Data records for software interfaces –
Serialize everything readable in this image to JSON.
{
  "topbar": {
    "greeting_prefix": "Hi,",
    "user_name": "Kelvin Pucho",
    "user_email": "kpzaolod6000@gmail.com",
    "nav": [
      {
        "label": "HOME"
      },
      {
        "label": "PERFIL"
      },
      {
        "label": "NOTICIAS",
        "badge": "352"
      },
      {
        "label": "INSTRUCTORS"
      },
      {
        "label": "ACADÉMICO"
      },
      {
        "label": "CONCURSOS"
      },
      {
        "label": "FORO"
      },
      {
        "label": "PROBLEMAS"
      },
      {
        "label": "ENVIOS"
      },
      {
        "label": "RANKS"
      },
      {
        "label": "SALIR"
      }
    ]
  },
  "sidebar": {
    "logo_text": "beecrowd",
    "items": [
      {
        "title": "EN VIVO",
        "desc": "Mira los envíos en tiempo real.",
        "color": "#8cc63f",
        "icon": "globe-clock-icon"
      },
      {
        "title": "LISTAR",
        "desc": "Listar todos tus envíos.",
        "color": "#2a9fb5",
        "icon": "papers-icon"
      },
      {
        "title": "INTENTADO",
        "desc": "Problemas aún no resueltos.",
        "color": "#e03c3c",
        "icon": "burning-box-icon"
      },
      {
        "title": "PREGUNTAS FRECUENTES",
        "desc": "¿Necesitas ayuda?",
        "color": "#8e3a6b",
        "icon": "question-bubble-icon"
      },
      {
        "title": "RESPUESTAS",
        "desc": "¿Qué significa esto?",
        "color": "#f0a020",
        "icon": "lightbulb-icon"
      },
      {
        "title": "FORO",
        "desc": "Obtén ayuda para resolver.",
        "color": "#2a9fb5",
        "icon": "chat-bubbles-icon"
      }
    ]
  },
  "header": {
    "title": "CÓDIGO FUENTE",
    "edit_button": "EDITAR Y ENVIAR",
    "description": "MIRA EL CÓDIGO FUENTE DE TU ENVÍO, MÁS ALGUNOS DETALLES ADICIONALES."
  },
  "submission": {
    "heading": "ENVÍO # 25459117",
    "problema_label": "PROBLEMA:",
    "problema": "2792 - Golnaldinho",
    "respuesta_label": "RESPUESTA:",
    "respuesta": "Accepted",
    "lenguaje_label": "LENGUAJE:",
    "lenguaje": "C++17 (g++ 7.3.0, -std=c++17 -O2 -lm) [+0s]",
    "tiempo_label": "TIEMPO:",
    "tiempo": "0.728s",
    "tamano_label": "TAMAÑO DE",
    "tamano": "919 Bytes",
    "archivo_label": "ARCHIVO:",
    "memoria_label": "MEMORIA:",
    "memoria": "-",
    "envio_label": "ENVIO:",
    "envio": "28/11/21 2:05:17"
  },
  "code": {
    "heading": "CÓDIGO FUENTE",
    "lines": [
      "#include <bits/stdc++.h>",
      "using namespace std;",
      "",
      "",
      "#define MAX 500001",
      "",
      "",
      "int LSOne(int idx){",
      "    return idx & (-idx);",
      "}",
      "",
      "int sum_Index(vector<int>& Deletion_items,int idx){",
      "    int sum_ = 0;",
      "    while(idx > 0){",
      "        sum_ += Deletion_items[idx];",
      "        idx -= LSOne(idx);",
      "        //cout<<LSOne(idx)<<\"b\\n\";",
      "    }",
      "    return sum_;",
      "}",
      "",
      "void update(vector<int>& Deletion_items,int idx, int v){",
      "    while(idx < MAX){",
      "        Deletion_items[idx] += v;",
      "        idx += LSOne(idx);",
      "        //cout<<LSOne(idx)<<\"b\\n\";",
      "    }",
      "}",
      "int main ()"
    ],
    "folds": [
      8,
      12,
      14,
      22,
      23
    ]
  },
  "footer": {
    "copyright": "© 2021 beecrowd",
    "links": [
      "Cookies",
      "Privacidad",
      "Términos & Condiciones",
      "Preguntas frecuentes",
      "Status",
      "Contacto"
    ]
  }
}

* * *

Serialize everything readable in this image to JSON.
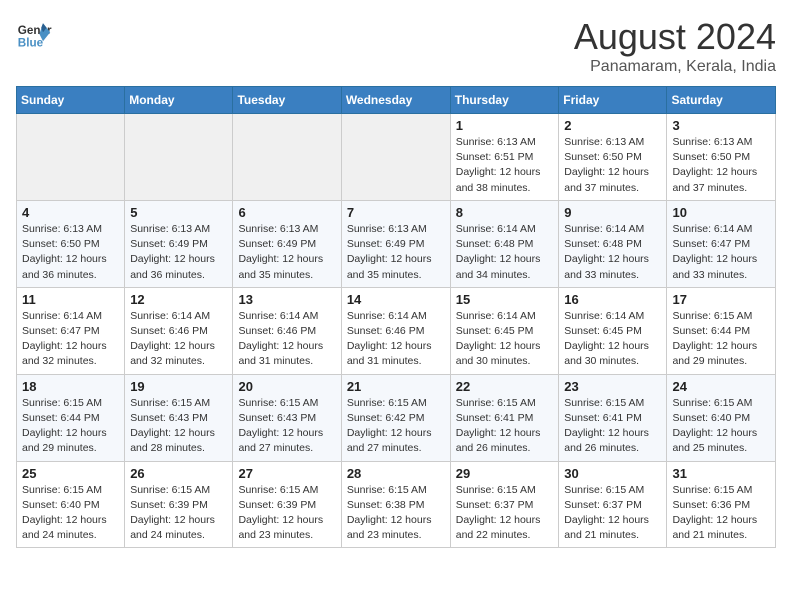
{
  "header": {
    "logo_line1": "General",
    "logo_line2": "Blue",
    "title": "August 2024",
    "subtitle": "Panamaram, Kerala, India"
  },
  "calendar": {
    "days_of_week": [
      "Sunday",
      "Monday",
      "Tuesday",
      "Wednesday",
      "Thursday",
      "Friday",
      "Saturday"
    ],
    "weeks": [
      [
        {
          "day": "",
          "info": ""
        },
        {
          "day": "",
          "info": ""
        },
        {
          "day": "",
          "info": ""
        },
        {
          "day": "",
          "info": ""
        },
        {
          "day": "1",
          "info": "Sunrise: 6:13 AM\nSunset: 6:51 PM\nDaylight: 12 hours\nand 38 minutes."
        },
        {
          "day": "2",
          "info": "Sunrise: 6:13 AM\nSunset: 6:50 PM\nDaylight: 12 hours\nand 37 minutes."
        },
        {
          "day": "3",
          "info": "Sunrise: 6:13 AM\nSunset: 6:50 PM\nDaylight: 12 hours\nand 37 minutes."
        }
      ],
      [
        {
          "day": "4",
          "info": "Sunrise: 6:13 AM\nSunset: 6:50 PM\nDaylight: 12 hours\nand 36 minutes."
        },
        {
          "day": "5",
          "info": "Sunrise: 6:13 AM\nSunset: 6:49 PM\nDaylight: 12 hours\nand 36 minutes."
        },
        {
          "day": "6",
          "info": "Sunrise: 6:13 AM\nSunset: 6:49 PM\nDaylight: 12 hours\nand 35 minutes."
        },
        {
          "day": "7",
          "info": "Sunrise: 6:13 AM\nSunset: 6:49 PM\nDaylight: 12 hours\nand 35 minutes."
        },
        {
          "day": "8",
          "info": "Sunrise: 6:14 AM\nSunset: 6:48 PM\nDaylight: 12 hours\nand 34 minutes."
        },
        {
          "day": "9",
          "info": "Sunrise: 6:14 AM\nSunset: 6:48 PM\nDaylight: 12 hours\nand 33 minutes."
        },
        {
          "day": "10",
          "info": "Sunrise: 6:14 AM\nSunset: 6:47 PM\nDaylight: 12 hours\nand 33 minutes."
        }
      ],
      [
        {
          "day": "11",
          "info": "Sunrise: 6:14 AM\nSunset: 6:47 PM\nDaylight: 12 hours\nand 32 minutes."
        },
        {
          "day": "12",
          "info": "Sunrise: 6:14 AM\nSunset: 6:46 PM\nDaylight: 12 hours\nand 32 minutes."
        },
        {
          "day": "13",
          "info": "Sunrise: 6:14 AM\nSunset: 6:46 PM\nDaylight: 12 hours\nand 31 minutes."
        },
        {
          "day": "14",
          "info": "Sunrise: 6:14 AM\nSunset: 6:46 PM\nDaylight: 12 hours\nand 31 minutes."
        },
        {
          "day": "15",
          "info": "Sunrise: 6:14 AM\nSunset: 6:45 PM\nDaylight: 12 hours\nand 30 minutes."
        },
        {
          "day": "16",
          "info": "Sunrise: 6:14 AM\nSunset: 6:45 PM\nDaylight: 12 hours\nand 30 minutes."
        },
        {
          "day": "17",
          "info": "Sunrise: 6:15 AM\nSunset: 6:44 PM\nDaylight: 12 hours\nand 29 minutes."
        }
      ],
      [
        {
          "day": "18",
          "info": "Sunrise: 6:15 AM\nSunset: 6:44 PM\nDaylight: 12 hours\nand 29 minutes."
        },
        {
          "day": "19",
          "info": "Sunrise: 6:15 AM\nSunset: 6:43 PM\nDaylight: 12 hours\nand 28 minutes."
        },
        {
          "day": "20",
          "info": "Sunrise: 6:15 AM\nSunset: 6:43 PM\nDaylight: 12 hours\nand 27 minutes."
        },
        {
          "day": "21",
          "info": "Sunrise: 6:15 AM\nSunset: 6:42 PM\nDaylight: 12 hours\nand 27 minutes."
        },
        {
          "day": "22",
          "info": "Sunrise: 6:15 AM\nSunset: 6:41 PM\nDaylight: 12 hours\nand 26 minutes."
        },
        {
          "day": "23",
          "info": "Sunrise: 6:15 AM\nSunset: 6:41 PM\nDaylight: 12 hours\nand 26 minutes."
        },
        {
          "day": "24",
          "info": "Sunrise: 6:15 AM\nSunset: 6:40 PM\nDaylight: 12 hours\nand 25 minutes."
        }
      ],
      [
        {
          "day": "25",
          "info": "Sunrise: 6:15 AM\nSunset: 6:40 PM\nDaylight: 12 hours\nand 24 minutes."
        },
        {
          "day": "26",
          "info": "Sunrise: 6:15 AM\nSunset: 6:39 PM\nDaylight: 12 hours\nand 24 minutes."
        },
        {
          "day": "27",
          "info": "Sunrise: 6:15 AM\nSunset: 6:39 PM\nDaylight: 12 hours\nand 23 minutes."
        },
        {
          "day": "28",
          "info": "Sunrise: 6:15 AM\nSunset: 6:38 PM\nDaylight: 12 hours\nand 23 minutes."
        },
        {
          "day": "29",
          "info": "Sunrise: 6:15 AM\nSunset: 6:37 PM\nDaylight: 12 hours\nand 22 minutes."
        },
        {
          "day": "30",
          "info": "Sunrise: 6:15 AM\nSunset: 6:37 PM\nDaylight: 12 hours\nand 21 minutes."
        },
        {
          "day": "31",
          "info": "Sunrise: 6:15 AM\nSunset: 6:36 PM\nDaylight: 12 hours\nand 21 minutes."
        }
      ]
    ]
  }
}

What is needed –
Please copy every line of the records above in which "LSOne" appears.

Expected output –
      "int LSOne(int idx){",
      "        idx -= LSOne(idx);",
      "        //cout<<LSOne(idx)<<\"b\\n\";",
      "        idx += LSOne(idx);",
      "        //cout<<LSOne(idx)<<\"b\\n\";",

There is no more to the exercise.